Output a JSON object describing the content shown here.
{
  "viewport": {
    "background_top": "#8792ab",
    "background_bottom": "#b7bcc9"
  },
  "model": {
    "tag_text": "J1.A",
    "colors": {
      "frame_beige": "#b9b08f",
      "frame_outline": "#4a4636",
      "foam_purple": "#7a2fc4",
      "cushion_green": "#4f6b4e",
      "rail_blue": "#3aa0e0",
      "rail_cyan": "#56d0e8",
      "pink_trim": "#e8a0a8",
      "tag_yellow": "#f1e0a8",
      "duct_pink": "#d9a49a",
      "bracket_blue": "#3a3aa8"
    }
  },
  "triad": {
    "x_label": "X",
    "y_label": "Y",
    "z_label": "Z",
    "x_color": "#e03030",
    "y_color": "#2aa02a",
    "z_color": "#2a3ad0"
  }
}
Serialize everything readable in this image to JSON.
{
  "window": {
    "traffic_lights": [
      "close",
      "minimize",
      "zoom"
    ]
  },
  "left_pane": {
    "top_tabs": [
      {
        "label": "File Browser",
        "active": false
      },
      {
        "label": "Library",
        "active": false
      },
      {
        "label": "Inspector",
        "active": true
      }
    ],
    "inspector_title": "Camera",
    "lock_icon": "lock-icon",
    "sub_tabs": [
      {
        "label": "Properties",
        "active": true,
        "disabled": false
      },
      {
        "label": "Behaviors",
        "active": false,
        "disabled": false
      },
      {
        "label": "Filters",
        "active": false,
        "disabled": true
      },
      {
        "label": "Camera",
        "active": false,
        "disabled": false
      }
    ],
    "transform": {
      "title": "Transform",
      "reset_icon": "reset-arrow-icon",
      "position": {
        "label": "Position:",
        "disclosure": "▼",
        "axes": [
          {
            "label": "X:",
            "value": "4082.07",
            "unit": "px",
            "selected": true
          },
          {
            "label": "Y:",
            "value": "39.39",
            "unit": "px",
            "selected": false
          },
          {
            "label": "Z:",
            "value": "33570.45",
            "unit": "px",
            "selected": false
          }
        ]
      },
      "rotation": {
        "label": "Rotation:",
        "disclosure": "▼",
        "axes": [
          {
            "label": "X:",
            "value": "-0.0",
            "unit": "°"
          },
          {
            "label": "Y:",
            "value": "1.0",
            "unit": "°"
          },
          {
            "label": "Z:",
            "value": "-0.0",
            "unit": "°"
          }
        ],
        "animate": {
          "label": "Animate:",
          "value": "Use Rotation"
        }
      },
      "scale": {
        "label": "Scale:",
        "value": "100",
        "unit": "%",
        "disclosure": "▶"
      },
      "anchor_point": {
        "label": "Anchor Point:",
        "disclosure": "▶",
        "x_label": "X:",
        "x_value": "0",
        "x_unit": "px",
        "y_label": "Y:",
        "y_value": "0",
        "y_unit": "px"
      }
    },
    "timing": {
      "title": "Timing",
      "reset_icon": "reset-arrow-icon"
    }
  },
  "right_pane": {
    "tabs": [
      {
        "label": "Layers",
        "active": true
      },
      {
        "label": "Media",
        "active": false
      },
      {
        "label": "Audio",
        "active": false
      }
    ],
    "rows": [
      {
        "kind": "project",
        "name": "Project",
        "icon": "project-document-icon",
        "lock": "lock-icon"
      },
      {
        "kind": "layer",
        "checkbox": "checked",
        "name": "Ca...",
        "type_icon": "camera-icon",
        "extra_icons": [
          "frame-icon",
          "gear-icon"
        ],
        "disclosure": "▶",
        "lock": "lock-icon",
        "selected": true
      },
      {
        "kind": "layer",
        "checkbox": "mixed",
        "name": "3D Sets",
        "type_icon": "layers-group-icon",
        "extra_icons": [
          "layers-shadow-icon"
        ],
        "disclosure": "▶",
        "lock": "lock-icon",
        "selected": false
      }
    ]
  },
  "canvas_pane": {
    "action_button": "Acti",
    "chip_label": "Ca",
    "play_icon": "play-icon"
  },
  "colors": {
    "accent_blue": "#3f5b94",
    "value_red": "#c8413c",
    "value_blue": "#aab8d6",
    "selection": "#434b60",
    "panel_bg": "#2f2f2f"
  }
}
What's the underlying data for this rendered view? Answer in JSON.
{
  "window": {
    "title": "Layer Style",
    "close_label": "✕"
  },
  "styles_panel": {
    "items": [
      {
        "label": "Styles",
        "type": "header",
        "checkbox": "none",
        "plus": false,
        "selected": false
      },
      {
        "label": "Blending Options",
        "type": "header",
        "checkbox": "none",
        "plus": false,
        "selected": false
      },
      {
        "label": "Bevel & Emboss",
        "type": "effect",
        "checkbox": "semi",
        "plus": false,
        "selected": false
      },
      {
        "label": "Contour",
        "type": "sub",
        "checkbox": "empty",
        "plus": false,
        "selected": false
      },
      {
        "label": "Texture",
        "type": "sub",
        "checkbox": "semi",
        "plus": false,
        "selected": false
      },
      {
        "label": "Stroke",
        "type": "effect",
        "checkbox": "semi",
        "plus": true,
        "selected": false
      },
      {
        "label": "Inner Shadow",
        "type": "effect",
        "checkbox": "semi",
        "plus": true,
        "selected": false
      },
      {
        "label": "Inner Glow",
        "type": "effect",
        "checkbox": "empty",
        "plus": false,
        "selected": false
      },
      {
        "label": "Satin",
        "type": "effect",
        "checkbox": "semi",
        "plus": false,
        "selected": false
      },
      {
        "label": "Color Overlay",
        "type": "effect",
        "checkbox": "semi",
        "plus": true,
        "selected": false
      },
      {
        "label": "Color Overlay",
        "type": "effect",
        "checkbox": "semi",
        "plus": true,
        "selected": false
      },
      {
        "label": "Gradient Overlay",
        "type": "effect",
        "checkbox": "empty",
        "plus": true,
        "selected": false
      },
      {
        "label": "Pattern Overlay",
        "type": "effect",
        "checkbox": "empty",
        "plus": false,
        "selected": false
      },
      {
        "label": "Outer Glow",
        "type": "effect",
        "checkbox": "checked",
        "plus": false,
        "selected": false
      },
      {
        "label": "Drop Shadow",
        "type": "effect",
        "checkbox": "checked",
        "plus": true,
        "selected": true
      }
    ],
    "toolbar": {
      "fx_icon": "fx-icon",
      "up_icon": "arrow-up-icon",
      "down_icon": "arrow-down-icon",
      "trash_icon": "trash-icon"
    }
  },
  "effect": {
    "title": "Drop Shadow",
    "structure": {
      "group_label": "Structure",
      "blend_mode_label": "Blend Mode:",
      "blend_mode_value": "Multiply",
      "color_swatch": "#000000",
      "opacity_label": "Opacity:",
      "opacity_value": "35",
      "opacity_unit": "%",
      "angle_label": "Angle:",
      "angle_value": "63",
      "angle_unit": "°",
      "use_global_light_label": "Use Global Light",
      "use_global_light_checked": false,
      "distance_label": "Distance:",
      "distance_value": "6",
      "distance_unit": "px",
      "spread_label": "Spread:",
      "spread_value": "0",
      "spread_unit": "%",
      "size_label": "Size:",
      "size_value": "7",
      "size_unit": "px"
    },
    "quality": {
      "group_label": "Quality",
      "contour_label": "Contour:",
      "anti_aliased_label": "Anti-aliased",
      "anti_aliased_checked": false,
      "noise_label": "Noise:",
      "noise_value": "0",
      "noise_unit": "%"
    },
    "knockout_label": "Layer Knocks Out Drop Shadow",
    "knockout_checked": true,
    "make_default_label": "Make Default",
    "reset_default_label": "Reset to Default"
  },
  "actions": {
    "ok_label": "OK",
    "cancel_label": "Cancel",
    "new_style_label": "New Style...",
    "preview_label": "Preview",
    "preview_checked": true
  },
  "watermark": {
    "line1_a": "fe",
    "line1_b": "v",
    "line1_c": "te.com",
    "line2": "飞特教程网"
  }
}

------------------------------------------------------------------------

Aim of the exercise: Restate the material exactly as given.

Problem solution:
Output a JSON object describing the content shown here.
{
  "viewport": {
    "background_top": "#8792ab",
    "background_bottom": "#b7bcc9"
  },
  "model": {
    "tag_text": "J1.A",
    "colors": {
      "frame_beige": "#b9b08f",
      "frame_outline": "#4a4636",
      "foam_purple": "#7a2fc4",
      "cushion_green": "#4f6b4e",
      "rail_blue": "#3aa0e0",
      "rail_cyan": "#56d0e8",
      "pink_trim": "#e8a0a8",
      "tag_yellow": "#f1e0a8",
      "duct_pink": "#d9a49a",
      "bracket_blue": "#3a3aa8"
    }
  },
  "triad": {
    "x_label": "X",
    "y_label": "Y",
    "z_label": "Z",
    "x_color": "#e03030",
    "y_color": "#2aa02a",
    "z_color": "#2a3ad0"
  }
}
Serialize everything readable in this image to JSON.
{
  "window": {
    "traffic_lights": [
      "close",
      "minimize",
      "zoom"
    ]
  },
  "left_pane": {
    "top_tabs": [
      {
        "label": "File Browser",
        "active": false
      },
      {
        "label": "Library",
        "active": false
      },
      {
        "label": "Inspector",
        "active": true
      }
    ],
    "inspector_title": "Camera",
    "lock_icon": "lock-icon",
    "sub_tabs": [
      {
        "label": "Properties",
        "active": true,
        "disabled": false
      },
      {
        "label": "Behaviors",
        "active": false,
        "disabled": false
      },
      {
        "label": "Filters",
        "active": false,
        "disabled": true
      },
      {
        "label": "Camera",
        "active": false,
        "disabled": false
      }
    ],
    "transform": {
      "title": "Transform",
      "reset_icon": "reset-arrow-icon",
      "position": {
        "label": "Position:",
        "disclosure": "▼",
        "axes": [
          {
            "label": "X:",
            "value": "4082.07",
            "unit": "px",
            "selected": true
          },
          {
            "label": "Y:",
            "value": "39.39",
            "unit": "px",
            "selected": false
          },
          {
            "label": "Z:",
            "value": "33570.45",
            "unit": "px",
            "selected": false
          }
        ]
      },
      "rotation": {
        "label": "Rotation:",
        "disclosure": "▼",
        "axes": [
          {
            "label": "X:",
            "value": "-0.0",
            "unit": "°"
          },
          {
            "label": "Y:",
            "value": "1.0",
            "unit": "°"
          },
          {
            "label": "Z:",
            "value": "-0.0",
            "unit": "°"
          }
        ],
        "animate": {
          "label": "Animate:",
          "value": "Use Rotation"
        }
      },
      "scale": {
        "label": "Scale:",
        "value": "100",
        "unit": "%",
        "disclosure": "▶"
      },
      "anchor_point": {
        "label": "Anchor Point:",
        "disclosure": "▶",
        "x_label": "X:",
        "x_value": "0",
        "x_unit": "px",
        "y_label": "Y:",
        "y_value": "0",
        "y_unit": "px"
      }
    },
    "timing": {
      "title": "Timing",
      "reset_icon": "reset-arrow-icon"
    }
  },
  "right_pane": {
    "tabs": [
      {
        "label": "Layers",
        "active": true
      },
      {
        "label": "Media",
        "active": false
      },
      {
        "label": "Audio",
        "active": false
      }
    ],
    "rows": [
      {
        "kind": "project",
        "name": "Project",
        "icon": "project-document-icon",
        "lock": "lock-icon"
      },
      {
        "kind": "layer",
        "checkbox": "checked",
        "name": "Ca...",
        "type_icon": "camera-icon",
        "extra_icons": [
          "frame-icon",
          "gear-icon"
        ],
        "disclosure": "▶",
        "lock": "lock-icon",
        "selected": true
      },
      {
        "kind": "layer",
        "checkbox": "mixed",
        "name": "3D Sets",
        "type_icon": "layers-group-icon",
        "extra_icons": [
          "layers-shadow-icon"
        ],
        "disclosure": "▶",
        "lock": "lock-icon",
        "selected": false
      }
    ]
  },
  "canvas_pane": {
    "action_button": "Acti",
    "chip_label": "Ca",
    "play_icon": "play-icon"
  },
  "colors": {
    "accent_blue": "#3f5b94",
    "value_red": "#c8413c",
    "value_blue": "#aab8d6",
    "selection": "#434b60",
    "panel_bg": "#2f2f2f"
  }
}
What's the underlying data for this rendered view? Answer in JSON.
{
  "window": {
    "title": "Layer Style",
    "close_label": "✕"
  },
  "styles_panel": {
    "items": [
      {
        "label": "Styles",
        "type": "header",
        "checkbox": "none",
        "plus": false,
        "selected": false
      },
      {
        "label": "Blending Options",
        "type": "header",
        "checkbox": "none",
        "plus": false,
        "selected": false
      },
      {
        "label": "Bevel & Emboss",
        "type": "effect",
        "checkbox": "semi",
        "plus": false,
        "selected": false
      },
      {
        "label": "Contour",
        "type": "sub",
        "checkbox": "empty",
        "plus": false,
        "selected": false
      },
      {
        "label": "Texture",
        "type": "sub",
        "checkbox": "semi",
        "plus": false,
        "selected": false
      },
      {
        "label": "Stroke",
        "type": "effect",
        "checkbox": "semi",
        "plus": true,
        "selected": false
      },
      {
        "label": "Inner Shadow",
        "type": "effect",
        "checkbox": "semi",
        "plus": true,
        "selected": false
      },
      {
        "label": "Inner Glow",
        "type": "effect",
        "checkbox": "empty",
        "plus": false,
        "selected": false
      },
      {
        "label": "Satin",
        "type": "effect",
        "checkbox": "semi",
        "plus": false,
        "selected": false
      },
      {
        "label": "Color Overlay",
        "type": "effect",
        "checkbox": "semi",
        "plus": true,
        "selected": false
      },
      {
        "label": "Color Overlay",
        "type": "effect",
        "checkbox": "semi",
        "plus": true,
        "selected": false
      },
      {
        "label": "Gradient Overlay",
        "type": "effect",
        "checkbox": "empty",
        "plus": true,
        "selected": false
      },
      {
        "label": "Pattern Overlay",
        "type": "effect",
        "checkbox": "empty",
        "plus": false,
        "selected": false
      },
      {
        "label": "Outer Glow",
        "type": "effect",
        "checkbox": "checked",
        "plus": false,
        "selected": false
      },
      {
        "label": "Drop Shadow",
        "type": "effect",
        "checkbox": "checked",
        "plus": true,
        "selected": true
      }
    ],
    "toolbar": {
      "fx_icon": "fx-icon",
      "up_icon": "arrow-up-icon",
      "down_icon": "arrow-down-icon",
      "trash_icon": "trash-icon"
    }
  },
  "effect": {
    "title": "Drop Shadow",
    "structure": {
      "group_label": "Structure",
      "blend_mode_label": "Blend Mode:",
      "blend_mode_value": "Multiply",
      "color_swatch": "#000000",
      "opacity_label": "Opacity:",
      "opacity_value": "35",
      "opacity_unit": "%",
      "angle_label": "Angle:",
      "angle_value": "63",
      "angle_unit": "°",
      "use_global_light_label": "Use Global Light",
      "use_global_light_checked": false,
      "distance_label": "Distance:",
      "distance_value": "6",
      "distance_unit": "px",
      "spread_label": "Spread:",
      "spread_value": "0",
      "spread_unit": "%",
      "size_label": "Size:",
      "size_value": "7",
      "size_unit": "px"
    },
    "quality": {
      "group_label": "Quality",
      "contour_label": "Contour:",
      "anti_aliased_label": "Anti-aliased",
      "anti_aliased_checked": false,
      "noise_label": "Noise:",
      "noise_value": "0",
      "noise_unit": "%"
    },
    "knockout_label": "Layer Knocks Out Drop Shadow",
    "knockout_checked": true,
    "make_default_label": "Make Default",
    "reset_default_label": "Reset to Default"
  },
  "actions": {
    "ok_label": "OK",
    "cancel_label": "Cancel",
    "new_style_label": "New Style...",
    "preview_label": "Preview",
    "preview_checked": true
  },
  "watermark": {
    "line1_a": "fe",
    "line1_b": "v",
    "line1_c": "te.com",
    "line2": "飞特教程网"
  }
}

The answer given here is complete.